▸ Your task:
The entries are to be given back verbatim; no picture is to be copied.

▸ Provided information:
***

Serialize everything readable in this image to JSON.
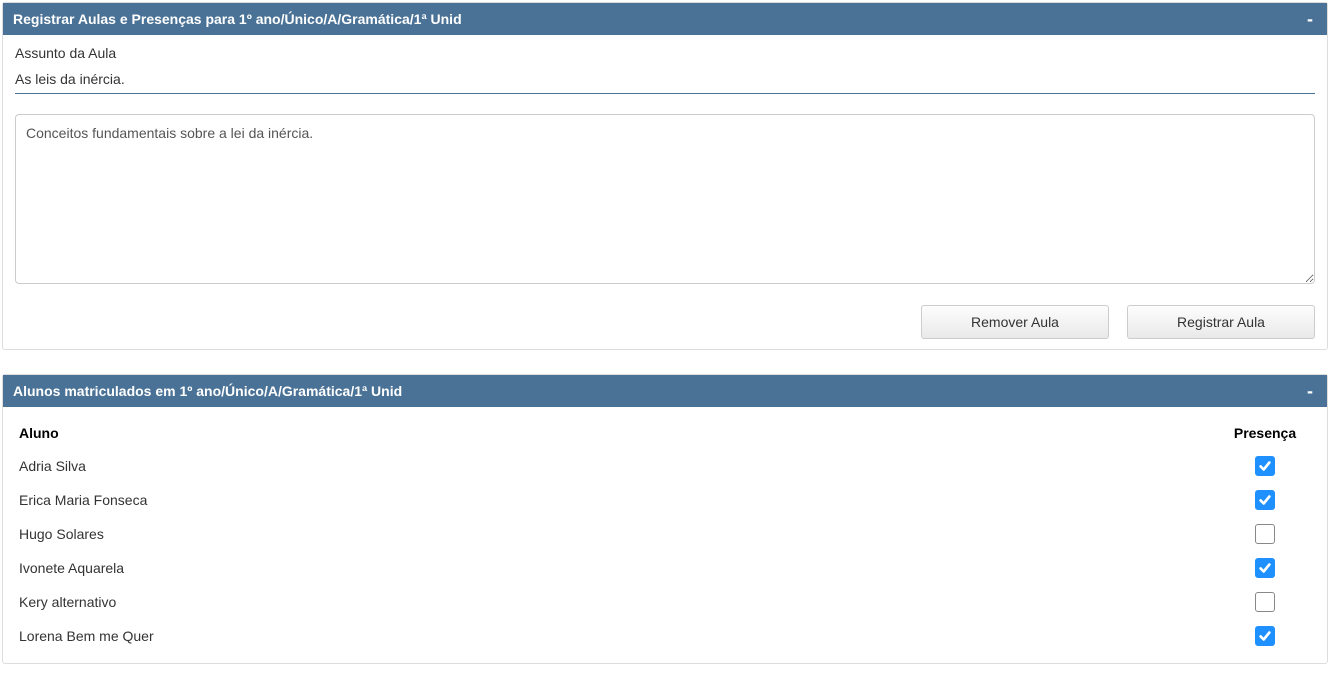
{
  "panel1": {
    "title": "Registrar Aulas e Presenças para 1º ano/Único/A/Gramática/1ª Unid",
    "collapse_symbol": "-",
    "subject_label": "Assunto da Aula",
    "subject_value": "As leis da inércia.",
    "description_value": "Conceitos fundamentais sobre a lei da inércia.",
    "remove_button": "Remover Aula",
    "register_button": "Registrar Aula"
  },
  "panel2": {
    "title": "Alunos matriculados em 1º ano/Único/A/Gramática/1ª Unid",
    "collapse_symbol": "-",
    "col_aluno": "Aluno",
    "col_presenca": "Presença"
  },
  "students": [
    {
      "name": "Adria Silva",
      "present": true
    },
    {
      "name": "Erica Maria Fonseca",
      "present": true
    },
    {
      "name": "Hugo Solares",
      "present": false
    },
    {
      "name": "Ivonete Aquarela",
      "present": true
    },
    {
      "name": "Kery alternativo",
      "present": false
    },
    {
      "name": "Lorena Bem me Quer",
      "present": true
    }
  ]
}
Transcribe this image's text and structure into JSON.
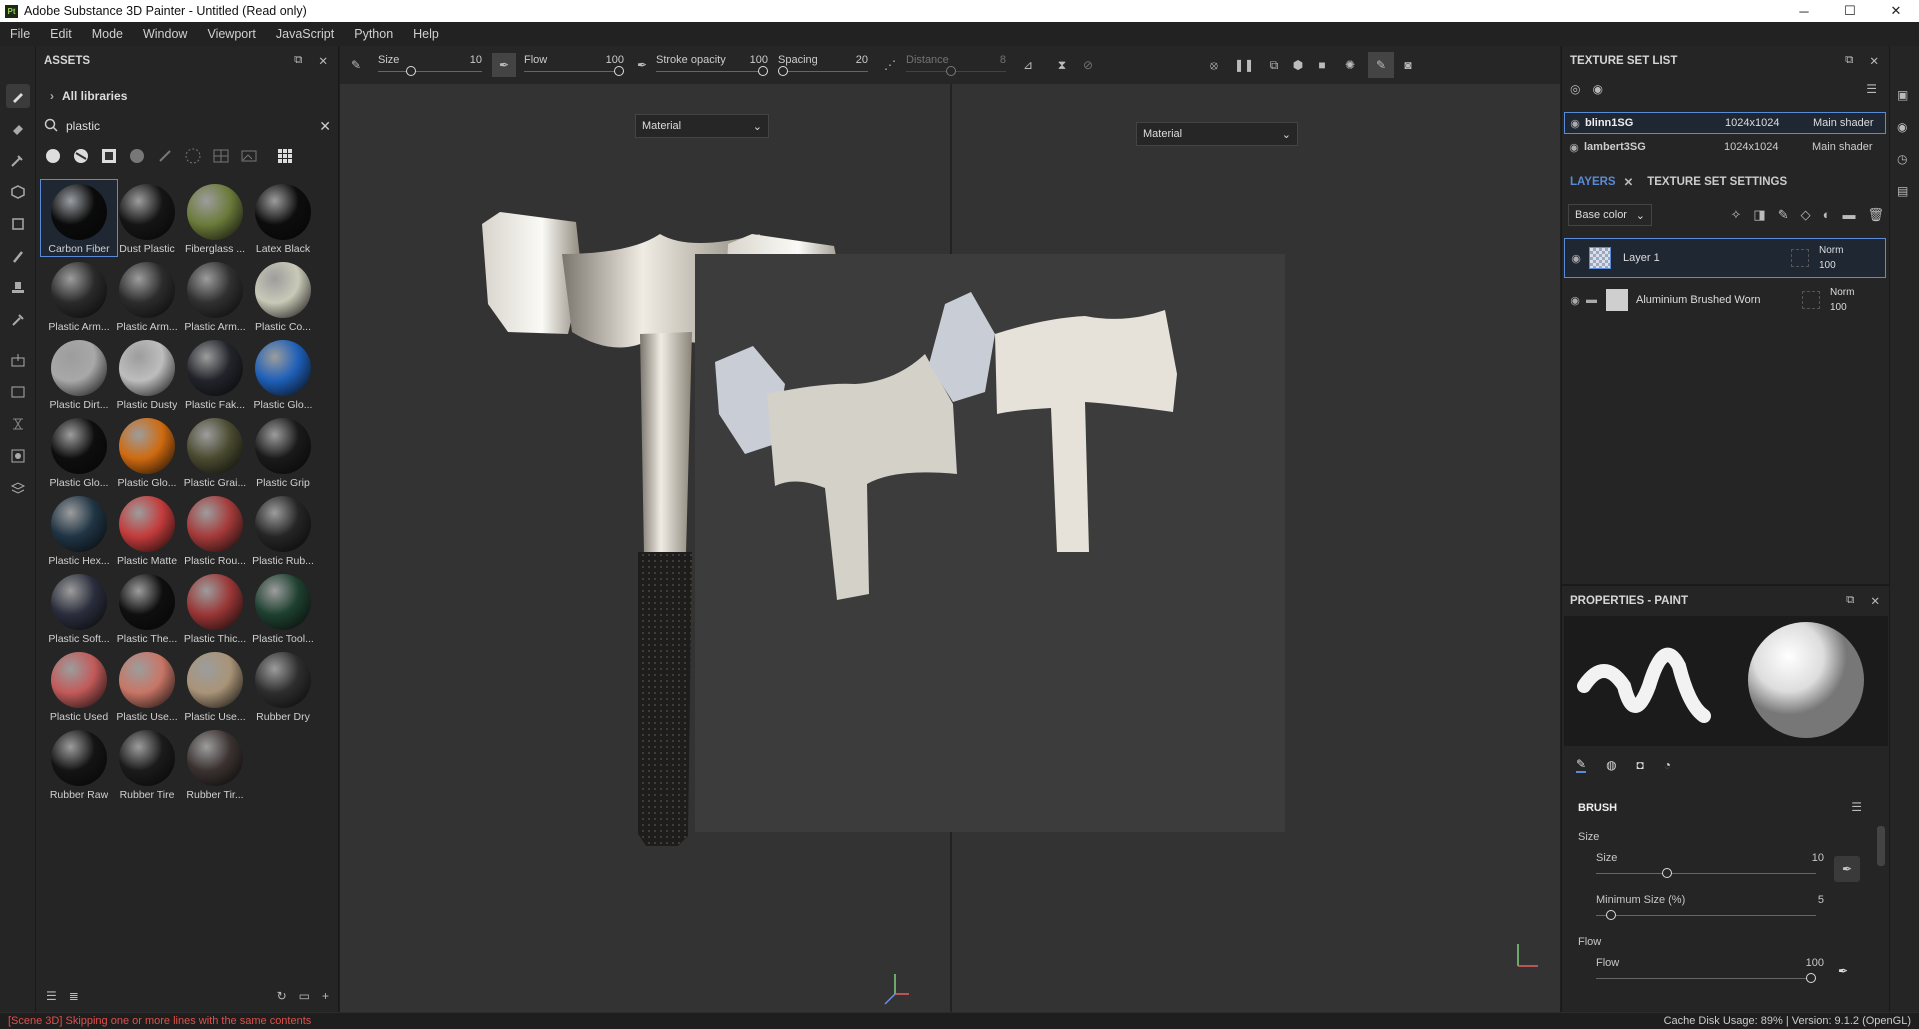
{
  "window": {
    "title": "Adobe Substance 3D Painter - Untitled (Read only)",
    "logo_text": "Pt",
    "min": "─",
    "max": "☐",
    "close": "✕"
  },
  "menu": [
    "File",
    "Edit",
    "Mode",
    "Window",
    "Viewport",
    "JavaScript",
    "Python",
    "Help"
  ],
  "assets": {
    "title": "ASSETS",
    "library": "All libraries",
    "search_value": "plastic",
    "items": [
      {
        "label": "Carbon Fiber",
        "color": "#0b0b0b",
        "selected": true
      },
      {
        "label": "Dust Plastic",
        "color": "#151515"
      },
      {
        "label": "Fiberglass ...",
        "color": "#6b7b3a"
      },
      {
        "label": "Latex Black",
        "color": "#0d0d0d"
      },
      {
        "label": "Plastic Arm...",
        "color": "#2a2a2a"
      },
      {
        "label": "Plastic Arm...",
        "color": "#2c2c2c"
      },
      {
        "label": "Plastic Arm...",
        "color": "#303030"
      },
      {
        "label": "Plastic Co...",
        "color": "#c9c9b8"
      },
      {
        "label": "Plastic Dirt...",
        "color": "#a8a8a8"
      },
      {
        "label": "Plastic Dusty",
        "color": "#bdbdbd"
      },
      {
        "label": "Plastic Fak...",
        "color": "#22242b"
      },
      {
        "label": "Plastic Glo...",
        "color": "#1e5fb8"
      },
      {
        "label": "Plastic Glo...",
        "color": "#0e0e0e"
      },
      {
        "label": "Plastic Glo...",
        "color": "#cf6a10"
      },
      {
        "label": "Plastic Grai...",
        "color": "#4a4a30"
      },
      {
        "label": "Plastic Grip",
        "color": "#1a1a1a"
      },
      {
        "label": "Plastic Hex...",
        "color": "#1f3444"
      },
      {
        "label": "Plastic Matte",
        "color": "#c33b3b"
      },
      {
        "label": "Plastic Rou...",
        "color": "#a53a3a"
      },
      {
        "label": "Plastic Rub...",
        "color": "#252525"
      },
      {
        "label": "Plastic Soft...",
        "color": "#2a2d3c"
      },
      {
        "label": "Plastic The...",
        "color": "#0f0f0f"
      },
      {
        "label": "Plastic Thic...",
        "color": "#9a3636"
      },
      {
        "label": "Plastic Tool...",
        "color": "#1e4030"
      },
      {
        "label": "Plastic Used",
        "color": "#c25a5a"
      },
      {
        "label": "Plastic Use...",
        "color": "#c87666"
      },
      {
        "label": "Plastic Use...",
        "color": "#a99478"
      },
      {
        "label": "Rubber Dry",
        "color": "#2e2e2e"
      },
      {
        "label": "Rubber Raw",
        "color": "#141414"
      },
      {
        "label": "Rubber Tire",
        "color": "#1b1b1b"
      },
      {
        "label": "Rubber Tir...",
        "color": "#3a3230"
      }
    ]
  },
  "toolbar": {
    "size_label": "Size",
    "size_value": "10",
    "flow_label": "Flow",
    "flow_value": "100",
    "stroke_label": "Stroke opacity",
    "stroke_value": "100",
    "spacing_label": "Spacing",
    "spacing_value": "20",
    "distance_label": "Distance",
    "distance_value": "8"
  },
  "viewport": {
    "left_mode": "Material",
    "right_mode": "Material"
  },
  "texture_set_list": {
    "title": "TEXTURE SET LIST",
    "sets": [
      {
        "name": "blinn1SG",
        "res": "1024x1024",
        "shader": "Main shader",
        "selected": true
      },
      {
        "name": "lambert3SG",
        "res": "1024x1024",
        "shader": "Main shader"
      }
    ]
  },
  "layers": {
    "tab_layers": "LAYERS",
    "tab_settings": "TEXTURE SET SETTINGS",
    "channel": "Base color",
    "items": [
      {
        "name": "Layer 1",
        "blend": "Norm",
        "opacity": "100"
      },
      {
        "name": "Aluminium Brushed Worn",
        "blend": "Norm",
        "opacity": "100"
      }
    ]
  },
  "properties": {
    "title": "PROPERTIES - PAINT",
    "section": "BRUSH",
    "size_group": "Size",
    "size_label": "Size",
    "size_value": "10",
    "min_size_label": "Minimum Size (%)",
    "min_size_value": "5",
    "flow_group": "Flow",
    "flow_label": "Flow",
    "flow_value": "100"
  },
  "status": {
    "message": "[Scene 3D] Skipping one or more lines with the same contents",
    "info": "Cache Disk Usage:   89% | Version: 9.1.2 (OpenGL)"
  }
}
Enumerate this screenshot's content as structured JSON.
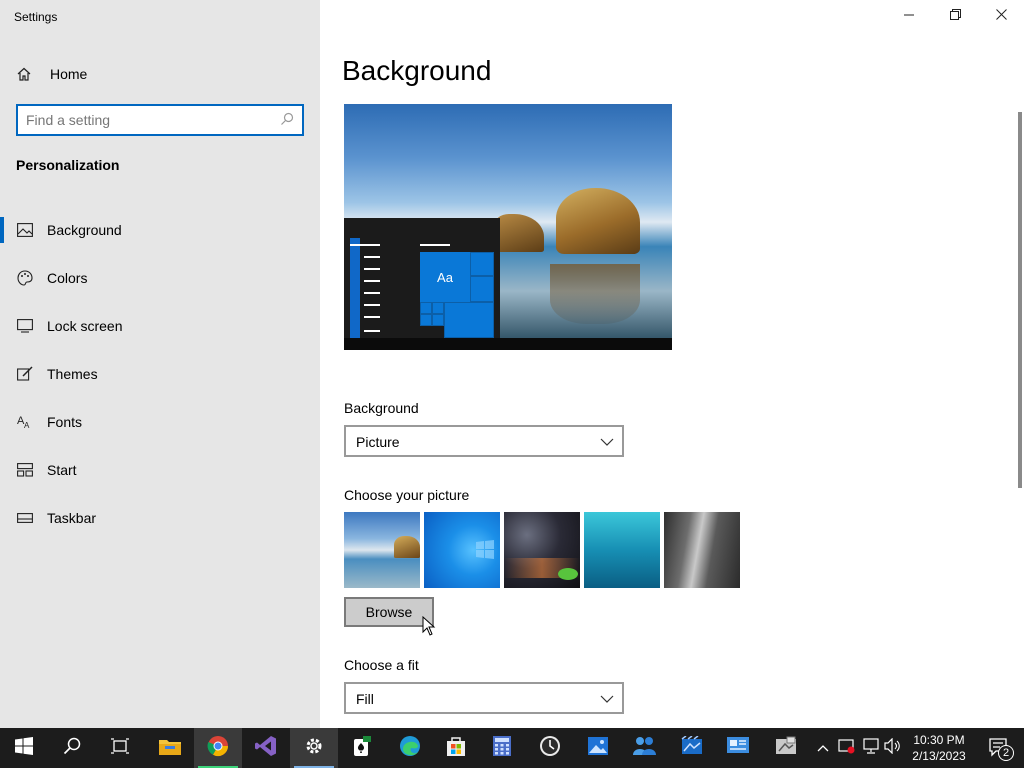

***

▸ Result of this task:
Serialize everything readable in this image to JSON.
{
  "panel1": {
    "title": "Registrar Aulas e Presenças para 1º ano/Único/A/Gramática/1ª Unid",
    "collapse_symbol": "-",
    "subject_label": "Assunto da Aula",
    "subject_value": "As leis da inércia.",
    "description_value": "Conceitos fundamentais sobre a lei da inércia.",
    "remove_button": "Remover Aula",
    "register_button": "Registrar Aula"
  },
  "panel2": {
    "title": "Alunos matriculados em 1º ano/Único/A/Gramática/1ª Unid",
    "collapse_symbol": "-",
    "col_aluno": "Aluno",
    "col_presenca": "Presença"
  },
  "students": [
    {
      "name": "Adria Silva",
      "present": true
    },
    {
      "name": "Erica Maria Fonseca",
      "present": true
    },
    {
      "name": "Hugo Solares",
      "present": false
    },
    {
      "name": "Ivonete Aquarela",
      "present": true
    },
    {
      "name": "Kery alternativo",
      "present": false
    },
    {
      "name": "Lorena Bem me Quer",
      "present": true
    }
  ]
}
Transcribe this image's text and structure into JSON.
{
  "window": {
    "title": "Adobe Substance 3D Painter - Untitled (Read only)",
    "logo_text": "Pt",
    "min": "─",
    "max": "☐",
    "close": "✕"
  },
  "menu": [
    "File",
    "Edit",
    "Mode",
    "Window",
    "Viewport",
    "JavaScript",
    "Python",
    "Help"
  ],
  "assets": {
    "title": "ASSETS",
    "library": "All libraries",
    "search_value": "plastic",
    "items": [
      {
        "label": "Carbon Fiber",
        "color": "#0b0b0b",
        "selected": true
      },
      {
        "label": "Dust Plastic",
        "color": "#151515"
      },
      {
        "label": "Fiberglass ...",
        "color": "#6b7b3a"
      },
      {
        "label": "Latex Black",
        "color": "#0d0d0d"
      },
      {
        "label": "Plastic Arm...",
        "color": "#2a2a2a"
      },
      {
        "label": "Plastic Arm...",
        "color": "#2c2c2c"
      },
      {
        "label": "Plastic Arm...",
        "color": "#303030"
      },
      {
        "label": "Plastic Co...",
        "color": "#c9c9b8"
      },
      {
        "label": "Plastic Dirt...",
        "color": "#a8a8a8"
      },
      {
        "label": "Plastic Dusty",
        "color": "#bdbdbd"
      },
      {
        "label": "Plastic Fak...",
        "color": "#22242b"
      },
      {
        "label": "Plastic Glo...",
        "color": "#1e5fb8"
      },
      {
        "label": "Plastic Glo...",
        "color": "#0e0e0e"
      },
      {
        "label": "Plastic Glo...",
        "color": "#cf6a10"
      },
      {
        "label": "Plastic Grai...",
        "color": "#4a4a30"
      },
      {
        "label": "Plastic Grip",
        "color": "#1a1a1a"
      },
      {
        "label": "Plastic Hex...",
        "color": "#1f3444"
      },
      {
        "label": "Plastic Matte",
        "color": "#c33b3b"
      },
      {
        "label": "Plastic Rou...",
        "color": "#a53a3a"
      },
      {
        "label": "Plastic Rub...",
        "color": "#252525"
      },
      {
        "label": "Plastic Soft...",
        "color": "#2a2d3c"
      },
      {
        "label": "Plastic The...",
        "color": "#0f0f0f"
      },
      {
        "label": "Plastic Thic...",
        "color": "#9a3636"
      },
      {
        "label": "Plastic Tool...",
        "color": "#1e4030"
      },
      {
        "label": "Plastic Used",
        "color": "#c25a5a"
      },
      {
        "label": "Plastic Use...",
        "color": "#c87666"
      },
      {
        "label": "Plastic Use...",
        "color": "#a99478"
      },
      {
        "label": "Rubber Dry",
        "color": "#2e2e2e"
      },
      {
        "label": "Rubber Raw",
        "color": "#141414"
      },
      {
        "label": "Rubber Tire",
        "color": "#1b1b1b"
      },
      {
        "label": "Rubber Tir...",
        "color": "#3a3230"
      }
    ]
  },
  "toolbar": {
    "size_label": "Size",
    "size_value": "10",
    "flow_label": "Flow",
    "flow_value": "100",
    "stroke_label": "Stroke opacity",
    "stroke_value": "100",
    "spacing_label": "Spacing",
    "spacing_value": "20",
    "distance_label": "Distance",
    "distance_value": "8"
  },
  "viewport": {
    "left_mode": "Material",
    "right_mode": "Material"
  },
  "texture_set_list": {
    "title": "TEXTURE SET LIST",
    "sets": [
      {
        "name": "blinn1SG",
        "res": "1024x1024",
        "shader": "Main shader",
        "selected": true
      },
      {
        "name": "lambert3SG",
        "res": "1024x1024",
        "shader": "Main shader"
      }
    ]
  },
  "layers": {
    "tab_layers": "LAYERS",
    "tab_settings": "TEXTURE SET SETTINGS",
    "channel": "Base color",
    "items": [
      {
        "name": "Layer 1",
        "blend": "Norm",
        "opacity": "100"
      },
      {
        "name": "Aluminium Brushed Worn",
        "blend": "Norm",
        "opacity": "100"
      }
    ]
  },
  "properties": {
    "title": "PROPERTIES - PAINT",
    "section": "BRUSH",
    "size_group": "Size",
    "size_label": "Size",
    "size_value": "10",
    "min_size_label": "Minimum Size (%)",
    "min_size_value": "5",
    "flow_group": "Flow",
    "flow_label": "Flow",
    "flow_value": "100"
  },
  "status": {
    "message": "[Scene 3D] Skipping one or more lines with the same contents",
    "info": "Cache Disk Usage:   89% | Version: 9.1.2 (OpenGL)"
  }
}
Enumerate this screenshot's content as structured JSON.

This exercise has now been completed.